D.C. housing officials want to demolish or renovate a third of the city’s public housing portfolio, partnering with private developers to remake 14 public complexes that currently offer some of the worst living conditions in the city.
More than 2,600 families are living in units considered in “extremely urgent” condition because of problems including lead, mold, vermin infestations and extensive water damage, D.C. Housing Authority officials said.
The agency’s plan to tear down or improve those complexes over the next decade is likely to spark anxiety for many of those residents, who fear being pushed out of a rapidly gentrifying city or finding that rehabilitated housing, once finished, does not include spaces for them.
The complexes, now federally owned and managed by the Housing Authority, would no longer be owned by the federal government. Private companies could come in to redevelop them into mixed-income or affordable housing, and some residents would get government housing vouchers and have to find a landlord to accept them.
“They have to do something. The question is: How do they do it in a way that minimizes disruptions and accounts for people’s very real housing needs?” said Amber Harding, an attorney with the Washington Legal Clinic for the Homeless. “Once you talk about redevelopment on a massive scale, it’s really scary.”
Ten of the complexes would be demolished or gutted, while four would be substantially renovated, starting as soon as October. A late $24 million infusion to the city budget would be used for the renovations.
In all, housing officials say they need $770 million from private and government sources to fix or replace the 14 complexes. Local officials say that residents are living in dangerous conditions and that the federal government has not provided funding for major capital upgrades.
The Housing Authority is convening community meetings at affected buildings starting next week.
“We have to be truthful, honest and transparent that it’s not going to be an easy road,” Tyrone Garrett, executive director of the D.C. Housing Authority, said this week. “It’s going to require a resident to be inconvenienced due to some type of rehabilitation in their building, or it may require actual relocation for a period of time.”
Housing authorities across the country have been confronting the challenges of dilapidated public housing, as federal funding shrinks and the government increasingly relies on private landlords to provide affordable homes through programs such as Section 8 vouchers.
Last fall, the U.S. Department of Housing and Urban Development sent letters to local authorities signaling plans to reduce the public housing stock by more than 100,000 units and suggesting several mechanisms to do so.
The D.C. authority is opting to seek federal permission to demolish or renovate the public housing complexes it has targeted. The process also requires approval from the local housing authority board and proof that buildings are beyond repair.

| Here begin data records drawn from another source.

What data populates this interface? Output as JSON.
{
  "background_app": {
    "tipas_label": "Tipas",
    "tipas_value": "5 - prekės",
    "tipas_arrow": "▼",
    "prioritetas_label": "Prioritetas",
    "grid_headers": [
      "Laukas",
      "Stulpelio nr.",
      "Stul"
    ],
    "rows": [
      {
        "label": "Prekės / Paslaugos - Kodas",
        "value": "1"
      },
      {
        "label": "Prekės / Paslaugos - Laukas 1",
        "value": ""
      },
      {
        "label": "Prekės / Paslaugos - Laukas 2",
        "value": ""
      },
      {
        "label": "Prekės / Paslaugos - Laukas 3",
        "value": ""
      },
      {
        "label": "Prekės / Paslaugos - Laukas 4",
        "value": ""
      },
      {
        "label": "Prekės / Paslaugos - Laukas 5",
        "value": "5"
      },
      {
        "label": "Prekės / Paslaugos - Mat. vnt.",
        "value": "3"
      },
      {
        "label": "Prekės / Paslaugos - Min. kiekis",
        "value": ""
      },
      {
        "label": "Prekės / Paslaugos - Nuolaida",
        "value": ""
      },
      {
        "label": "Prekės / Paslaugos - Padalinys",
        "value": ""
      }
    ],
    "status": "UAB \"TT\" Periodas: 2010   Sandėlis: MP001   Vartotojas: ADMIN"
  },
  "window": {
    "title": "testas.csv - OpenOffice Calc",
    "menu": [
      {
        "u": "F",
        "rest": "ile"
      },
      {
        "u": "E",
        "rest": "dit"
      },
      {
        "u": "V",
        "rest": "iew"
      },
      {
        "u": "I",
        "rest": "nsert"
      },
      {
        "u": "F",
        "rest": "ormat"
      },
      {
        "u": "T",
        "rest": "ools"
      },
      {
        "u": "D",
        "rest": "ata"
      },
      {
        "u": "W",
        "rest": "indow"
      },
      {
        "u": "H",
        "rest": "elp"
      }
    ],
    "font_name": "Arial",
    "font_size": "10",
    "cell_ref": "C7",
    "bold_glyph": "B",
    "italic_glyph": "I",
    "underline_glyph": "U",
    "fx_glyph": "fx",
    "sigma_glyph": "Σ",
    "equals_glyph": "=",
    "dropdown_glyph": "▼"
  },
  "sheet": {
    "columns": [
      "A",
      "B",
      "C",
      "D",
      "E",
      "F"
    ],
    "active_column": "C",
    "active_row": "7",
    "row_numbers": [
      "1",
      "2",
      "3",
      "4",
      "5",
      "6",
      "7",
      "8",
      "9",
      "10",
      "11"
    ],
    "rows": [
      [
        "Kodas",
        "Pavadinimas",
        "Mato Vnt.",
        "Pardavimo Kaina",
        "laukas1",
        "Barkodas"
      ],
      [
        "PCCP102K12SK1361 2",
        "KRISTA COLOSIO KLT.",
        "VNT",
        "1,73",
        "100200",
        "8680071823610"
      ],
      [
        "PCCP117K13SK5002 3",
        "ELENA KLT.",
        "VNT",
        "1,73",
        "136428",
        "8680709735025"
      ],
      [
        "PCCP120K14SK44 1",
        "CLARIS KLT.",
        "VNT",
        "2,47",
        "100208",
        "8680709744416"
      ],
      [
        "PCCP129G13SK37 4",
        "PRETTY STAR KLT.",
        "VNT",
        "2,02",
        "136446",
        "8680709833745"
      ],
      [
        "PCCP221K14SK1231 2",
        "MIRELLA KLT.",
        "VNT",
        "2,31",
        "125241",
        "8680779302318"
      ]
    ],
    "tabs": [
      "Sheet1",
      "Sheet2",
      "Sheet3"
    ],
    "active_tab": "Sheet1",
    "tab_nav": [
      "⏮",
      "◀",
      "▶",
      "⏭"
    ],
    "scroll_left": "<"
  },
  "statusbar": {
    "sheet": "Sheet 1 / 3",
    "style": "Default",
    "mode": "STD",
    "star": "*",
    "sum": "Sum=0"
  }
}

If the federal housing agency approves the city’s plans, tenants could be relocated starting in late 2020.
The complexes that would be partly or fully demolished are Benning Terrace, Fort Dupont Dwellings and Addition, Stoddert Terrace, and Woodland Terrace in Southeast Washington; Garfield Senior and Terrace, and Kelly Miller Dwellings walk-up units in Northwest Washington; Langston Terrace in Northeast Washington; the Greenleaf complex in the Navy Yard area, for which the city is already accepting redevelopment proposals; and Richardson Dwellings, which is slated to become a mixed-income development.

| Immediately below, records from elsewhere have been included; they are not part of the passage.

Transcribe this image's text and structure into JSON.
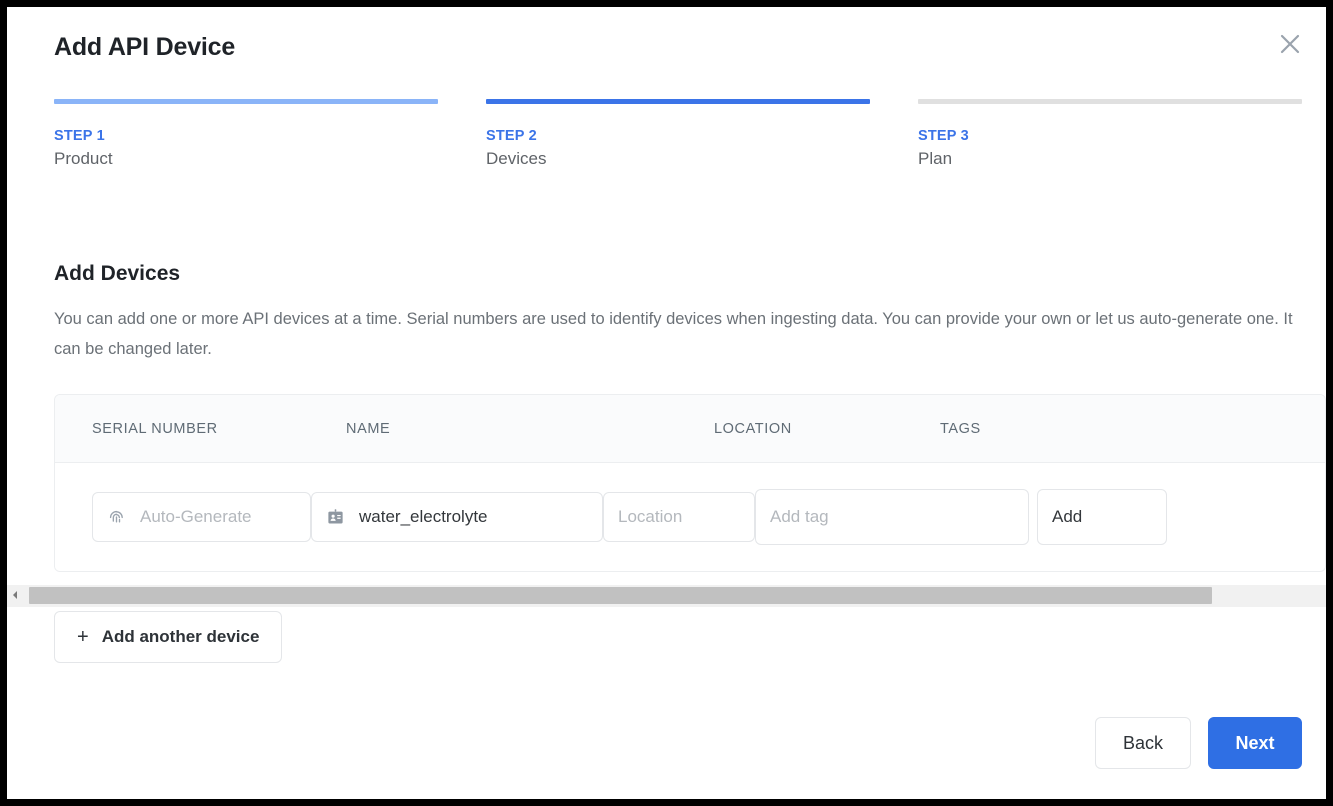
{
  "dialog": {
    "title": "Add API Device",
    "close_icon": "close-icon"
  },
  "stepper": {
    "steps": [
      {
        "num": "STEP 1",
        "label": "Product",
        "state": "done",
        "bar_color": "#8ab4f8"
      },
      {
        "num": "STEP 2",
        "label": "Devices",
        "state": "active",
        "bar_color": "#3b74e8"
      },
      {
        "num": "STEP 3",
        "label": "Plan",
        "state": "upcoming",
        "bar_color": "#e0e0e0"
      }
    ]
  },
  "section": {
    "title": "Add Devices",
    "description": "You can add one or more API devices at a time. Serial numbers are used to identify devices when ingesting data. You can provide your own or let us auto-generate one. It can be changed later."
  },
  "table": {
    "headers": {
      "serial_number": "SERIAL NUMBER",
      "name": "NAME",
      "location": "LOCATION",
      "tags": "TAGS"
    },
    "row": {
      "serial_placeholder": "Auto-Generate",
      "serial_icon": "fingerprint-icon",
      "name_value": "water_electrolyte",
      "name_icon": "id-badge-icon",
      "location_placeholder": "Location",
      "tag_placeholder": "Add tag",
      "add_tag_button": "Add"
    }
  },
  "scrollbar": {
    "left_arrow_icon": "chevron-left-icon"
  },
  "actions": {
    "add_another": "Add another device",
    "add_another_plus": "+",
    "back": "Back",
    "next": "Next"
  },
  "colors": {
    "accent": "#2f6fe4",
    "step_active": "#3b74e8",
    "step_done": "#8ab4f8",
    "step_upcoming": "#e0e0e0",
    "text_primary": "#1f2328",
    "text_muted": "#6b7177"
  }
}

Details on what would replace them will depend on proposals from private developers and the city’s ability to secure financing.
Housing advocates say the process carries risks for residents, including no legal guarantee that they can return to a similar unit, the possibility of new eligibility requirements and the loss of large units or those accessible for people with disabilities.

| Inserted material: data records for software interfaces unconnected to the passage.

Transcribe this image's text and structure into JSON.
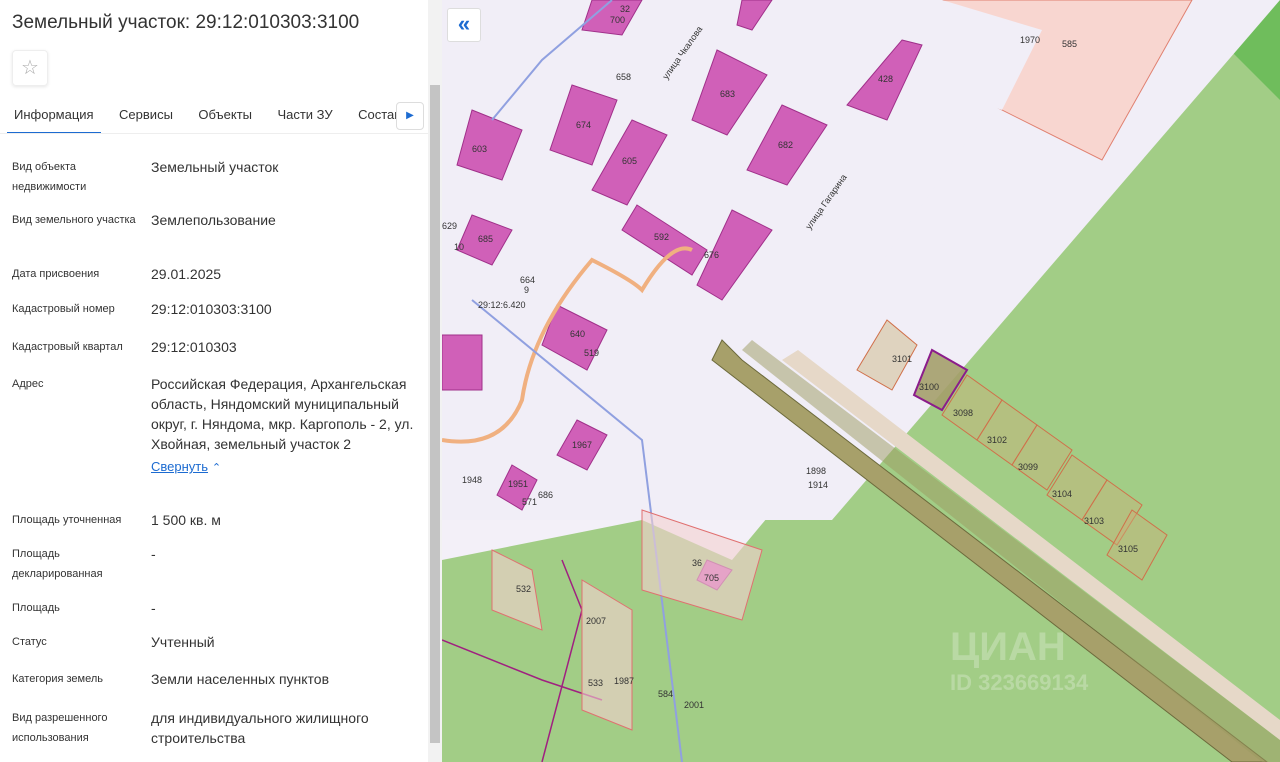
{
  "panel": {
    "title": "Земельный участок: 29:12:010303:3100",
    "tabs": [
      "Информация",
      "Сервисы",
      "Объекты",
      "Части ЗУ",
      "Состав"
    ],
    "fields": [
      {
        "label": "Вид объекта недвижимости",
        "value": "Земельный участок"
      },
      {
        "label": "Вид земельного участка",
        "value": "Землепользование"
      },
      {
        "label": "Дата присвоения",
        "value": "29.01.2025"
      },
      {
        "label": "Кадастровый номер",
        "value": "29:12:010303:3100"
      },
      {
        "label": "Кадастровый квартал",
        "value": "29:12:010303"
      },
      {
        "label": "Адрес",
        "value": "Российская Федерация, Архангельская область, Няндомский муниципальный округ, г. Няндома, мкр. Каргополь - 2, ул. Хвойная, земельный участок 2"
      },
      {
        "label": "Площадь уточненная",
        "value": "1 500 кв. м"
      },
      {
        "label": "Площадь декларированная",
        "value": "-"
      },
      {
        "label": "Площадь",
        "value": "-"
      },
      {
        "label": "Статус",
        "value": "Учтенный"
      },
      {
        "label": "Категория земель",
        "value": "Земли населенных пунктов"
      },
      {
        "label": "Вид разрешенного использования",
        "value": "для индивидуального жилищного строительства"
      }
    ],
    "collapse_label": "Свернуть"
  },
  "map": {
    "streets": [
      "улица Чкалова",
      "улица Гагарина"
    ],
    "parcels": [
      "3101",
      "3100",
      "3098",
      "3102",
      "3099",
      "3104",
      "3103",
      "3105",
      "1898",
      "1914",
      "603",
      "674",
      "605",
      "683",
      "682",
      "428",
      "592",
      "676",
      "685",
      "664",
      "640",
      "519",
      "1967",
      "1951",
      "686",
      "571",
      "1948",
      "532",
      "2007",
      "533",
      "1987",
      "584",
      "2001",
      "705",
      "36",
      "700",
      "32",
      "658",
      "629",
      "10",
      "9",
      "1970",
      "585",
      "29:12:6.420"
    ],
    "watermark": "ЦИАН",
    "watermark_id": "ID 323669134"
  }
}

Displaced residents would be eligible for vouchers, but it can be difficult finding landlords willing to accept them in a housing-strapped city.
Deborah Thrope of the National Housing Law Project said there’s a long history of governments failing to prevent displacement when renovating low-income housing across the country, including the federal Hope VI program, which was intended to transform public housing complexes into mixed-income developments.
“It was a disaster. They lost thousands of tenants in that process, in many of these deals, because they didn’t have the right protections in place so tenants knew when and how and where they could return,” Thrope said. “Understandably, the residents are fearful of what lies ahead.”
Housing officials say they aren’t trying to abandon public housing and want to ensure residents have homes to return to, although that could mean using a voucher outside the city.
“It’s not our intent to displace anyone,” Garrett said. “It’s our intent to improve their conditions.”
Garrett said the housing agency is trying to avoid flooding the city with thousands of displaced residents at once with public housing renovations. Relocation would be gradual, and the authority is exploring options to relocate residents in buildings with many vacancies or in temporary modular facilities.
“I don’t want to create any type of panic,” Garrett said. “Remember, this isn’t going to happen overnight, and no one is going to move immediately.”
The complexes that would be substantially renovated but not demolished or put to market are Judiciary House in Chinatown, LeDroit Apartments and the Kelly Miller Dwellings townhouses near Howard University, and Langston Addition in Northeast Washington.